▶ _EXERCISE_
Could you find each line of the data below that contains the word "icon" and copy those lines?

▶ _DATASET CONTENT_
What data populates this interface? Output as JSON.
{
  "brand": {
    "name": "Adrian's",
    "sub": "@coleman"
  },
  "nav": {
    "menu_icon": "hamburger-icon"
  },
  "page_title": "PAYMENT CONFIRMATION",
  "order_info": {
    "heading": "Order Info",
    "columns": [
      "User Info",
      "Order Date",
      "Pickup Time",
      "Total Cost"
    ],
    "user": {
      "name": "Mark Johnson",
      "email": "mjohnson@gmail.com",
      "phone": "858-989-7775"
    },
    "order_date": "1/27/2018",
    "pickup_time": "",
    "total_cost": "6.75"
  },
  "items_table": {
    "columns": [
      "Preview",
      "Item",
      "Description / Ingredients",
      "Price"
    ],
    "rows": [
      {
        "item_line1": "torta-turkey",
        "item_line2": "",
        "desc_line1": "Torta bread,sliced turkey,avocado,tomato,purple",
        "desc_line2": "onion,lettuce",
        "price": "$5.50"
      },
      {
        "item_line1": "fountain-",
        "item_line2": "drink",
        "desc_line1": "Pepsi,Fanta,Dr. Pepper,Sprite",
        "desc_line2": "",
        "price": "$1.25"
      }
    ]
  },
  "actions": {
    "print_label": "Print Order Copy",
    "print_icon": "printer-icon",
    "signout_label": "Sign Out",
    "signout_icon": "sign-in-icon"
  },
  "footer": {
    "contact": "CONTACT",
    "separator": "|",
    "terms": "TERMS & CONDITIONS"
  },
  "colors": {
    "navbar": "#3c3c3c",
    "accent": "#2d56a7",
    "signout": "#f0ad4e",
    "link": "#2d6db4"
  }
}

▶ _ANSWER FOR THE TASK_
    "menu_icon": "hamburger-icon"
    "print_icon": "printer-icon",
    "signout_icon": "sign-in-icon"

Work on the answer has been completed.